Monday, February 13, 2017

Breaking Speckled Wilton's Violet on Roving

Let's break some more Wilton's Violet food coloring!  Previously I've explored making various long gradients with Wilton's violet but now I want to see about breaking tiny patches of color.  I think that most of the fiber I dye involves breaking Wilton's violet.  It is so fun to watch the colors separate and then it spins up into a fabulous yarn.

I tried to combine both of my speckling techniques here (dabbing with a fork and adding drops with an eye dropper).  Ultimately I liked adding single drops with the medicine dropper more than dabbing with the fork on roving.

Right after I finished applying the dye
After sitting for a little while - look how the dye separated!  

I let the fiber sit for longer than I meant to before steaming it because Lucky came home from the playground with Grandmama and you wouldn't be able to hear me over the sounds of them playing.  Look how much the dye moved already!
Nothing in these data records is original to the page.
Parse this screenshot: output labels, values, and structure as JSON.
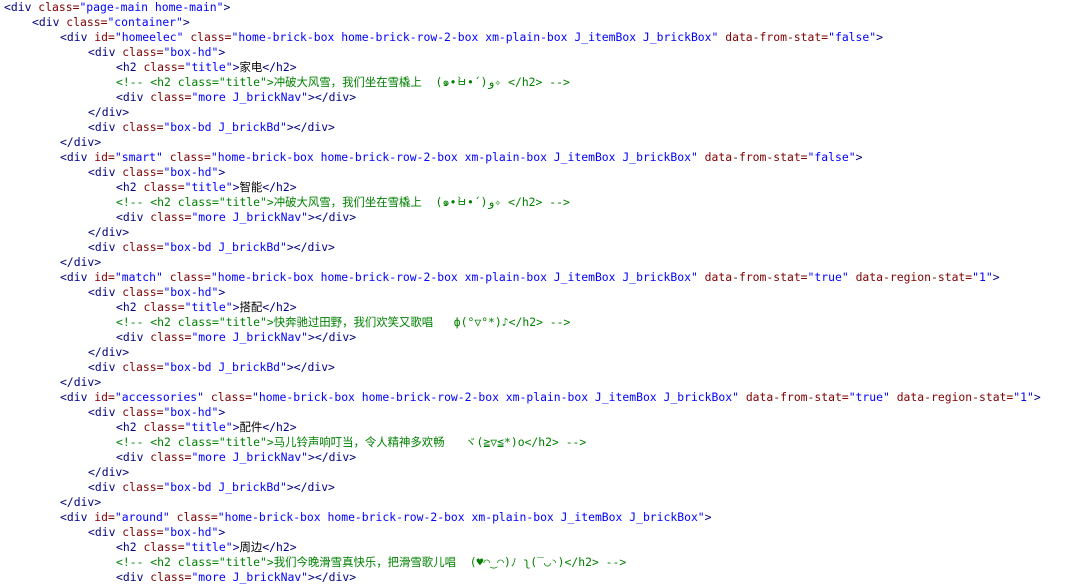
{
  "source_lines": [
    {
      "indent": 0,
      "segs": [
        [
          "tag",
          "<div "
        ],
        [
          "attr-name",
          "class="
        ],
        [
          "attr-val",
          "\"page-main home-main\""
        ],
        [
          "tag",
          ">"
        ]
      ]
    },
    {
      "indent": 1,
      "segs": [
        [
          "tag",
          "<div "
        ],
        [
          "attr-name",
          "class="
        ],
        [
          "attr-val",
          "\"container\""
        ],
        [
          "tag",
          ">"
        ]
      ]
    },
    {
      "indent": 2,
      "segs": [
        [
          "tag",
          "<div "
        ],
        [
          "attr-name",
          "id="
        ],
        [
          "attr-val",
          "\"homeelec\" "
        ],
        [
          "attr-name",
          "class="
        ],
        [
          "attr-val",
          "\"home-brick-box home-brick-row-2-box xm-plain-box J_itemBox J_brickBox\" "
        ],
        [
          "attr-name",
          "data-from-stat="
        ],
        [
          "attr-val",
          "\"false\""
        ],
        [
          "tag",
          ">"
        ]
      ]
    },
    {
      "indent": 3,
      "segs": [
        [
          "tag",
          "<div "
        ],
        [
          "attr-name",
          "class="
        ],
        [
          "attr-val",
          "\"box-hd\""
        ],
        [
          "tag",
          ">"
        ]
      ]
    },
    {
      "indent": 4,
      "segs": [
        [
          "tag",
          "<h2 "
        ],
        [
          "attr-name",
          "class="
        ],
        [
          "attr-val",
          "\"title\""
        ],
        [
          "tag",
          ">"
        ],
        [
          "text",
          "家电"
        ],
        [
          "tag",
          "</h2>"
        ]
      ]
    },
    {
      "indent": 4,
      "segs": [
        [
          "comment",
          "<!-- <h2 class=\"title\">冲破大风雪，我们坐在雪橇上  (๑•̀ㅂ•́)و✧ </h2> -->"
        ]
      ]
    },
    {
      "indent": 4,
      "segs": [
        [
          "tag",
          "<div "
        ],
        [
          "attr-name",
          "class="
        ],
        [
          "attr-val",
          "\"more J_brickNav\""
        ],
        [
          "tag",
          "></div>"
        ]
      ]
    },
    {
      "indent": 3,
      "segs": [
        [
          "tag",
          "</div>"
        ]
      ]
    },
    {
      "indent": 3,
      "segs": [
        [
          "tag",
          "<div "
        ],
        [
          "attr-name",
          "class="
        ],
        [
          "attr-val",
          "\"box-bd J_brickBd\""
        ],
        [
          "tag",
          "></div>"
        ]
      ]
    },
    {
      "indent": 2,
      "segs": [
        [
          "tag",
          "</div>"
        ]
      ]
    },
    {
      "indent": 2,
      "segs": [
        [
          "tag",
          "<div "
        ],
        [
          "attr-name",
          "id="
        ],
        [
          "attr-val",
          "\"smart\" "
        ],
        [
          "attr-name",
          "class="
        ],
        [
          "attr-val",
          "\"home-brick-box home-brick-row-2-box xm-plain-box J_itemBox J_brickBox\" "
        ],
        [
          "attr-name",
          "data-from-stat="
        ],
        [
          "attr-val",
          "\"false\""
        ],
        [
          "tag",
          ">"
        ]
      ]
    },
    {
      "indent": 3,
      "segs": [
        [
          "tag",
          "<div "
        ],
        [
          "attr-name",
          "class="
        ],
        [
          "attr-val",
          "\"box-hd\""
        ],
        [
          "tag",
          ">"
        ]
      ]
    },
    {
      "indent": 4,
      "segs": [
        [
          "tag",
          "<h2 "
        ],
        [
          "attr-name",
          "class="
        ],
        [
          "attr-val",
          "\"title\""
        ],
        [
          "tag",
          ">"
        ],
        [
          "text",
          "智能"
        ],
        [
          "tag",
          "</h2>"
        ]
      ]
    },
    {
      "indent": 4,
      "segs": [
        [
          "comment",
          "<!-- <h2 class=\"title\">冲破大风雪，我们坐在雪橇上  (๑•̀ㅂ•́)و✧ </h2> -->"
        ]
      ]
    },
    {
      "indent": 4,
      "segs": [
        [
          "tag",
          "<div "
        ],
        [
          "attr-name",
          "class="
        ],
        [
          "attr-val",
          "\"more J_brickNav\""
        ],
        [
          "tag",
          "></div>"
        ]
      ]
    },
    {
      "indent": 3,
      "segs": [
        [
          "tag",
          "</div>"
        ]
      ]
    },
    {
      "indent": 3,
      "segs": [
        [
          "tag",
          "<div "
        ],
        [
          "attr-name",
          "class="
        ],
        [
          "attr-val",
          "\"box-bd J_brickBd\""
        ],
        [
          "tag",
          "></div>"
        ]
      ]
    },
    {
      "indent": 2,
      "segs": [
        [
          "tag",
          "</div>"
        ]
      ]
    },
    {
      "indent": 2,
      "segs": [
        [
          "tag",
          "<div "
        ],
        [
          "attr-name",
          "id="
        ],
        [
          "attr-val",
          "\"match\" "
        ],
        [
          "attr-name",
          "class="
        ],
        [
          "attr-val",
          "\"home-brick-box home-brick-row-2-box xm-plain-box J_itemBox J_brickBox\" "
        ],
        [
          "attr-name",
          "data-from-stat="
        ],
        [
          "attr-val",
          "\"true\" "
        ],
        [
          "attr-name",
          "data-region-stat="
        ],
        [
          "attr-val",
          "\"1\""
        ],
        [
          "tag",
          ">"
        ]
      ]
    },
    {
      "indent": 3,
      "segs": [
        [
          "tag",
          "<div "
        ],
        [
          "attr-name",
          "class="
        ],
        [
          "attr-val",
          "\"box-hd\""
        ],
        [
          "tag",
          ">"
        ]
      ]
    },
    {
      "indent": 4,
      "segs": [
        [
          "tag",
          "<h2 "
        ],
        [
          "attr-name",
          "class="
        ],
        [
          "attr-val",
          "\"title\""
        ],
        [
          "tag",
          ">"
        ],
        [
          "text",
          "搭配"
        ],
        [
          "tag",
          "</h2>"
        ]
      ]
    },
    {
      "indent": 4,
      "segs": [
        [
          "comment",
          "<!-- <h2 class=\"title\">快奔驰过田野，我们欢笑又歌唱   ф(°▽°*)♪</h2> -->"
        ]
      ]
    },
    {
      "indent": 4,
      "segs": [
        [
          "tag",
          "<div "
        ],
        [
          "attr-name",
          "class="
        ],
        [
          "attr-val",
          "\"more J_brickNav\""
        ],
        [
          "tag",
          "></div>"
        ]
      ]
    },
    {
      "indent": 3,
      "segs": [
        [
          "tag",
          "</div>"
        ]
      ]
    },
    {
      "indent": 3,
      "segs": [
        [
          "tag",
          "<div "
        ],
        [
          "attr-name",
          "class="
        ],
        [
          "attr-val",
          "\"box-bd J_brickBd\""
        ],
        [
          "tag",
          "></div>"
        ]
      ]
    },
    {
      "indent": 2,
      "segs": [
        [
          "tag",
          "</div>"
        ]
      ]
    },
    {
      "indent": 2,
      "segs": [
        [
          "tag",
          "<div "
        ],
        [
          "attr-name",
          "id="
        ],
        [
          "attr-val",
          "\"accessories\" "
        ],
        [
          "attr-name",
          "class="
        ],
        [
          "attr-val",
          "\"home-brick-box home-brick-row-2-box xm-plain-box J_itemBox J_brickBox\" "
        ],
        [
          "attr-name",
          "data-from-stat="
        ],
        [
          "attr-val",
          "\"true\" "
        ],
        [
          "attr-name",
          "data-region-stat="
        ],
        [
          "attr-val",
          "\"1\""
        ],
        [
          "tag",
          ">"
        ]
      ]
    },
    {
      "indent": 3,
      "segs": [
        [
          "tag",
          "<div "
        ],
        [
          "attr-name",
          "class="
        ],
        [
          "attr-val",
          "\"box-hd\""
        ],
        [
          "tag",
          ">"
        ]
      ]
    },
    {
      "indent": 4,
      "segs": [
        [
          "tag",
          "<h2 "
        ],
        [
          "attr-name",
          "class="
        ],
        [
          "attr-val",
          "\"title\""
        ],
        [
          "tag",
          ">"
        ],
        [
          "text",
          "配件"
        ],
        [
          "tag",
          "</h2>"
        ]
      ]
    },
    {
      "indent": 4,
      "segs": [
        [
          "comment",
          "<!-- <h2 class=\"title\">马儿铃声响叮当，令人精神多欢畅   ヾ(≧▽≦*)o</h2> -->"
        ]
      ]
    },
    {
      "indent": 4,
      "segs": [
        [
          "tag",
          "<div "
        ],
        [
          "attr-name",
          "class="
        ],
        [
          "attr-val",
          "\"more J_brickNav\""
        ],
        [
          "tag",
          "></div>"
        ]
      ]
    },
    {
      "indent": 3,
      "segs": [
        [
          "tag",
          "</div>"
        ]
      ]
    },
    {
      "indent": 3,
      "segs": [
        [
          "tag",
          "<div "
        ],
        [
          "attr-name",
          "class="
        ],
        [
          "attr-val",
          "\"box-bd J_brickBd\""
        ],
        [
          "tag",
          "></div>"
        ]
      ]
    },
    {
      "indent": 2,
      "segs": [
        [
          "tag",
          "</div>"
        ]
      ]
    },
    {
      "indent": 2,
      "segs": [
        [
          "tag",
          "<div "
        ],
        [
          "attr-name",
          "id="
        ],
        [
          "attr-val",
          "\"around\" "
        ],
        [
          "attr-name",
          "class="
        ],
        [
          "attr-val",
          "\"home-brick-box home-brick-row-2-box xm-plain-box J_itemBox J_brickBox\""
        ],
        [
          "tag",
          ">"
        ]
      ]
    },
    {
      "indent": 3,
      "segs": [
        [
          "tag",
          "<div "
        ],
        [
          "attr-name",
          "class="
        ],
        [
          "attr-val",
          "\"box-hd\""
        ],
        [
          "tag",
          ">"
        ]
      ]
    },
    {
      "indent": 4,
      "segs": [
        [
          "tag",
          "<h2 "
        ],
        [
          "attr-name",
          "class="
        ],
        [
          "attr-val",
          "\"title\""
        ],
        [
          "tag",
          ">"
        ],
        [
          "text",
          "周边"
        ],
        [
          "tag",
          "</h2>"
        ]
      ]
    },
    {
      "indent": 4,
      "segs": [
        [
          "comment",
          "<!-- <h2 class=\"title\">我们今晚滑雪真快乐，把滑雪歌儿唱  (♥◠‿◠)ﾉ ʅ(‾◡◝)</h2> -->"
        ]
      ]
    },
    {
      "indent": 4,
      "segs": [
        [
          "tag",
          "<div "
        ],
        [
          "attr-name",
          "class="
        ],
        [
          "attr-val",
          "\"more J_brickNav\""
        ],
        [
          "tag",
          "></div>"
        ]
      ]
    }
  ]
}
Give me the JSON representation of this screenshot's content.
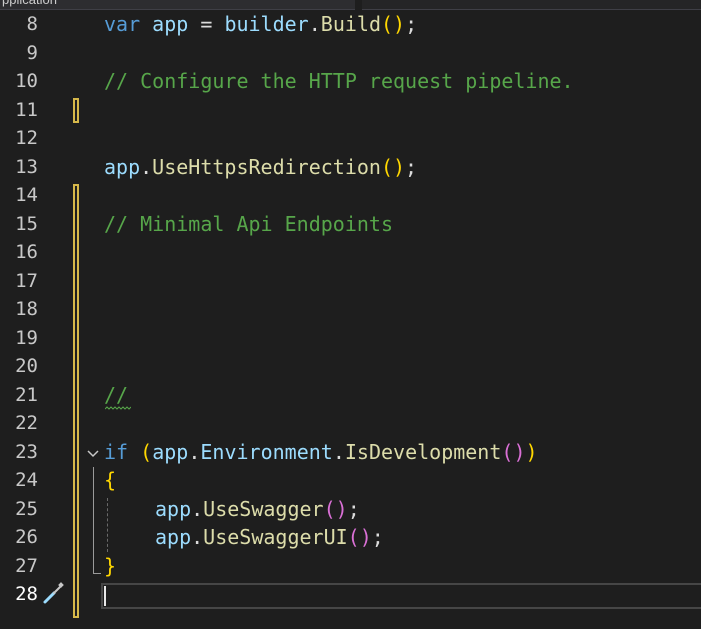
{
  "window": {
    "tab_title": "pplication"
  },
  "editor": {
    "current_line_number": "28",
    "lines": [
      {
        "num": "8",
        "text": "var app = builder.Build();"
      },
      {
        "num": "9",
        "text": ""
      },
      {
        "num": "10",
        "text": "// Configure the HTTP request pipeline."
      },
      {
        "num": "11",
        "text": ""
      },
      {
        "num": "12",
        "text": ""
      },
      {
        "num": "13",
        "text": "app.UseHttpsRedirection();"
      },
      {
        "num": "14",
        "text": ""
      },
      {
        "num": "15",
        "text": "// Minimal Api Endpoints"
      },
      {
        "num": "16",
        "text": ""
      },
      {
        "num": "17",
        "text": ""
      },
      {
        "num": "18",
        "text": ""
      },
      {
        "num": "19",
        "text": ""
      },
      {
        "num": "20",
        "text": ""
      },
      {
        "num": "21",
        "text": "//"
      },
      {
        "num": "22",
        "text": ""
      },
      {
        "num": "23",
        "text": "if (app.Environment.IsDevelopment())"
      },
      {
        "num": "24",
        "text": "{"
      },
      {
        "num": "25",
        "text": "app.UseSwagger();"
      },
      {
        "num": "26",
        "text": "app.UseSwaggerUI();"
      },
      {
        "num": "27",
        "text": "}"
      },
      {
        "num": "28",
        "text": ""
      }
    ],
    "tokens": {
      "l8": [
        "var",
        "app",
        "=",
        "builder",
        ".",
        "Build",
        "()",
        ";"
      ],
      "l10": "// Configure the HTTP request pipeline.",
      "l13": [
        "app",
        ".",
        "UseHttpsRedirection",
        "()",
        ";"
      ],
      "l15": "// Minimal Api Endpoints",
      "l21": "//",
      "l23": [
        "if",
        "(",
        "app",
        ".",
        "Environment",
        ".",
        "IsDevelopment",
        "()",
        ")"
      ],
      "l24": "{",
      "l25": [
        "app",
        ".",
        "UseSwagger",
        "()",
        ";"
      ],
      "l26": [
        "app",
        ".",
        "UseSwaggerUI",
        "()",
        ";"
      ],
      "l27": "}"
    }
  },
  "colors": {
    "background": "#1e1e1e",
    "keyword": "#569cd6",
    "variable": "#9cdcfe",
    "method": "#dcdcaa",
    "comment": "#57a64a",
    "bracket": "#ffd700",
    "change_bar": "#d6b84a"
  },
  "icons": {
    "fold": "chevron-down-icon",
    "quick_actions": "screwdriver-icon"
  }
}
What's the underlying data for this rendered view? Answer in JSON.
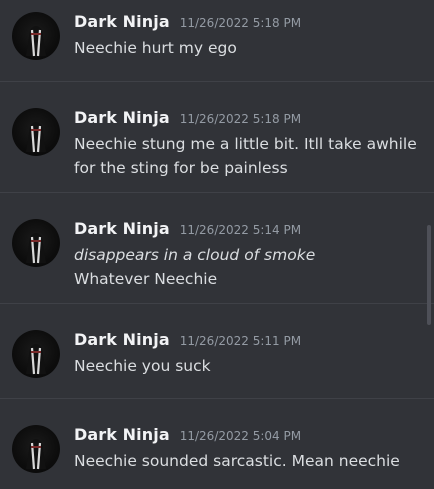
{
  "messages": [
    {
      "author": "Dark Ninja",
      "timestamp": "11/26/2022 5:18 PM",
      "lines": [
        "Neechie hurt my ego"
      ]
    },
    {
      "author": "Dark Ninja",
      "timestamp": "11/26/2022 5:18 PM",
      "lines": [
        "Neechie stung me a little bit. Itll take awhile",
        "for the sting for be painless"
      ]
    },
    {
      "author": "Dark Ninja",
      "timestamp": "11/26/2022 5:14 PM",
      "lines": [
        "disappears in a cloud of smoke",
        "Whatever Neechie"
      ]
    },
    {
      "author": "Dark Ninja",
      "timestamp": "11/26/2022 5:11 PM",
      "lines": [
        "Neechie you suck"
      ]
    },
    {
      "author": "Dark Ninja",
      "timestamp": "11/26/2022 5:04 PM",
      "lines": [
        "Neechie sounded sarcastic. Mean neechie"
      ]
    }
  ],
  "colors": {
    "background": "#313338",
    "author": "#f2f3f5",
    "timestamp": "#949ba4",
    "text": "#dbdee1",
    "divider": "#3f4147"
  },
  "icons": {
    "avatar": "ninja-avatar-icon"
  }
}
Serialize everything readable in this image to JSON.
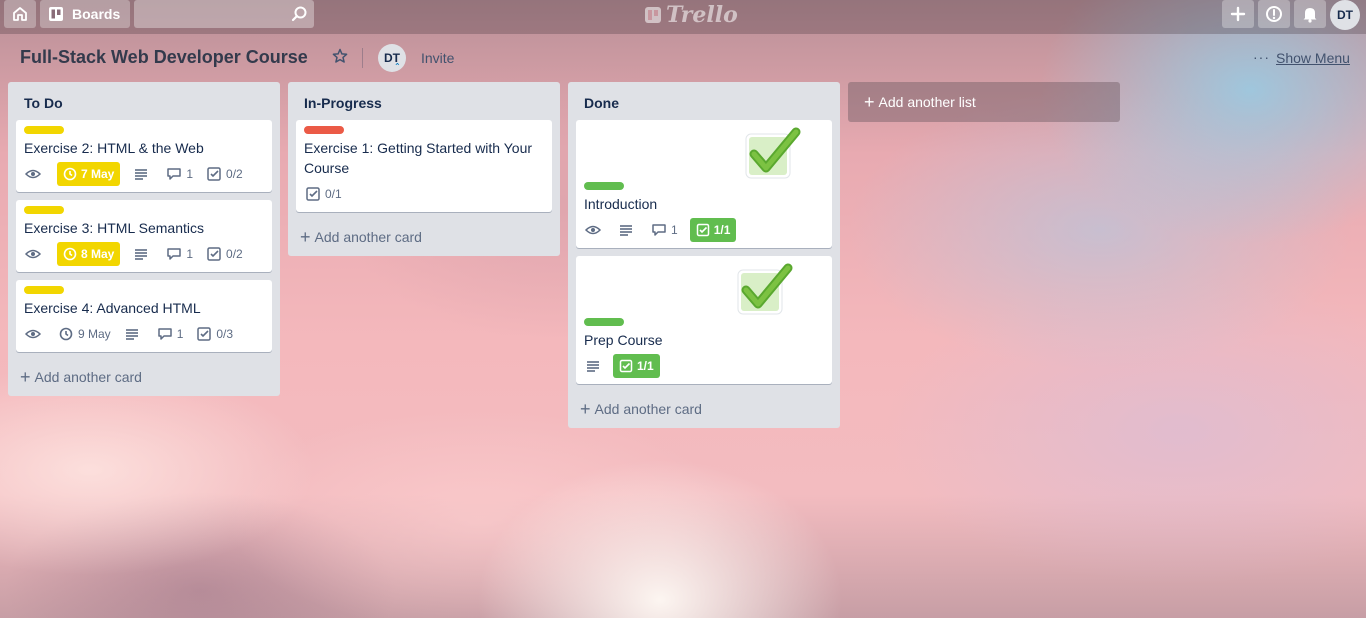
{
  "header": {
    "boards_label": "Boards",
    "logo_text": "Trello",
    "user_initials": "DT",
    "icons": [
      "home-icon",
      "boards-icon",
      "search-icon",
      "plus-icon",
      "info-icon",
      "bell-icon"
    ]
  },
  "board": {
    "title": "Full-Stack Web Developer Course",
    "member_initials": "DT",
    "invite_label": "Invite",
    "more_label": "···",
    "show_menu_label": "Show Menu"
  },
  "lists": [
    {
      "title": "To Do",
      "add_card_label": "Add another card",
      "cards": [
        {
          "label_color": "yellow",
          "title": "Exercise 2: HTML & the Web",
          "watch": true,
          "due": "7 May",
          "due_style": "soon",
          "description": true,
          "comments": "1",
          "checklist": "0/2"
        },
        {
          "label_color": "yellow",
          "title": "Exercise 3: HTML Semantics",
          "watch": true,
          "due": "8 May",
          "due_style": "soon",
          "description": true,
          "comments": "1",
          "checklist": "0/2"
        },
        {
          "label_color": "yellow",
          "title": "Exercise 4: Advanced HTML",
          "watch": true,
          "due": "9 May",
          "due_style": "plain",
          "description": true,
          "comments": "1",
          "checklist": "0/3"
        }
      ]
    },
    {
      "title": "In-Progress",
      "add_card_label": "Add another card",
      "cards": [
        {
          "label_color": "red",
          "title": "Exercise 1: Getting Started with Your Course",
          "checklist": "0/1"
        }
      ]
    },
    {
      "title": "Done",
      "add_card_label": "Add another card",
      "cards": [
        {
          "label_color": "green",
          "title": "Introduction",
          "cover": "checkmark-sticker",
          "watch": true,
          "description": true,
          "comments": "1",
          "checklist": "1/1",
          "checklist_complete": true
        },
        {
          "label_color": "green",
          "title": "Prep Course",
          "cover": "checkmark-sticker",
          "description": true,
          "checklist": "1/1",
          "checklist_complete": true
        }
      ]
    }
  ],
  "add_list_label": "Add another list",
  "colors": {
    "label_yellow": "#f2d600",
    "label_red": "#eb5a46",
    "label_green": "#61bd4f",
    "list_bg": "#dfe1e6"
  }
}
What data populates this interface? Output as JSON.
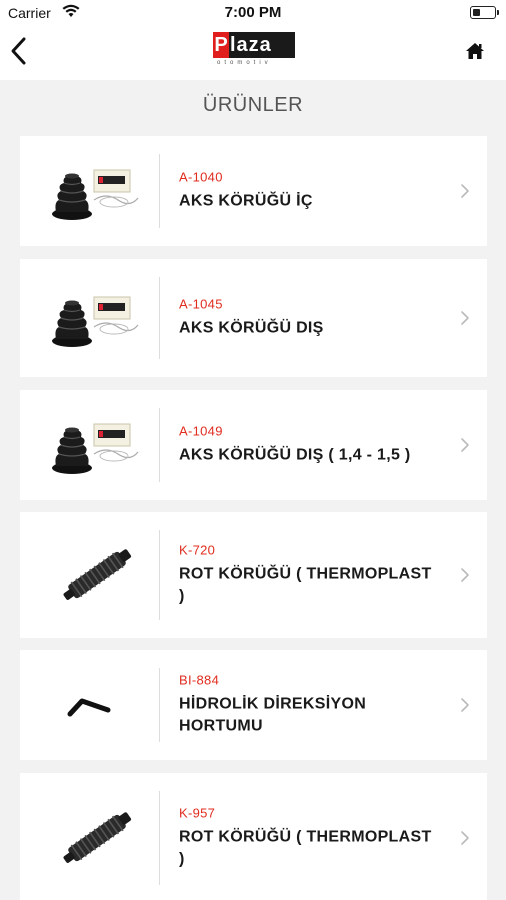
{
  "status_bar": {
    "carrier": "Carrier",
    "time": "7:00 PM"
  },
  "nav": {
    "logo_main": "Plaza",
    "logo_initial": "P",
    "logo_rest": "laza",
    "logo_sub": "otomotiv"
  },
  "page_title": "ÜRÜNLER",
  "products": [
    {
      "code": "A-1040",
      "name": "AKS KÖRÜĞÜ İÇ",
      "image": "cv-boot-with-kit"
    },
    {
      "code": "A-1045",
      "name": "AKS KÖRÜĞÜ DIŞ",
      "image": "cv-boot-with-kit"
    },
    {
      "code": "A-1049",
      "name": "AKS KÖRÜĞÜ DIŞ ( 1,4 - 1,5 )",
      "image": "cv-boot-with-kit"
    },
    {
      "code": "K-720",
      "name": "ROT KÖRÜĞÜ ( THERMOPLAST )",
      "image": "steering-rack-boot"
    },
    {
      "code": "BI-884",
      "name": "HİDROLİK DİREKSİYON HORTUMU",
      "image": "hydraulic-hose"
    },
    {
      "code": "K-957",
      "name": "ROT KÖRÜĞÜ ( THERMOPLAST )",
      "image": "steering-rack-boot"
    }
  ],
  "colors": {
    "accent": "#e02c1e",
    "background": "#f2f2f2"
  },
  "icons": [
    "wifi-icon",
    "battery-icon",
    "back-chevron-icon",
    "home-icon",
    "chevron-right-icon"
  ]
}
There might be less separation if I put the fiber directly into the steamer.

When I added the fiber to the steamer, I accidentally let one edge dip into the water.  I recovered quickly but I'm not sure how much was submerged in the simmering bath.  In the end there was a lot of blue in the bath, but I'm not sure if the dye was dripping down during steaming or if this is just from the quick dip.

The colors split so much more than in the speckled yarn I created earlier that afternoon.  Watch the video to check out the fun transformation.  

Materials and Methods
  • 100 g BARE wota roving LINK
  • I presoaked the roving in 16 c water (room temperature) with 3 T white vinegar for 1 hour.  I squeezed out most of the water so the yarn was wet but not dripping.
  • The Dye -  I started with what remained from the 1/8 tsp Wilton's Violet food coloring LINK in 1 T water in the speckled wilton's violet yarn video.  I added 1 T water to the remaining dye and then mixed 1/8 food coloring + 2 T of water for the remaining dye.  
  • I applied the food coloring to the fiber with a medicine dropper and by dabbing with a fork.  I turned the fiber over in the middle of the application to get the coverage I wanted.  
  • Waiting to let the dye spread (by necessity since Lucky came home and it was too noisy for me to film!)
  • Steam the fiber over boiling water for 30 minutes.  I added a dash of salt to the steam bath.
  • After the fiber has cooled, wash with dish soap until the water runs clear and hang the yarn to dry.  

Look how clearly you can see the pink dots.  They are so well defined compared to the streaks of blue.  This is because the red dye binds to the fiber faster than the blue food coloring molecules, and the blue travels further creating bigger patches of color.

The dye broke so much here that there almost isn't any purple, it is all pink and blue!

I don't want all of my spinning videos to involve broken violet fiber, but this fiber is so fun that I know it is moving to the top of the queue.  

As we start a new year, I can't help reflecting on how far I've come as a fiber artist since I created ChemKnits.  When I started this blog I never dreamed that I would be dyeing and spinning, much less sharing my process with thousands on YouTube!

It makes me so happy when you share pictures of your dyeing projects with me on Instagram and Facebook.  Don't be nervous to start trying.  Some of my favorite yarns and from "mistakes" that I made along the way.  Continue to share pictures with me and ask me questions, you all inspire me so much!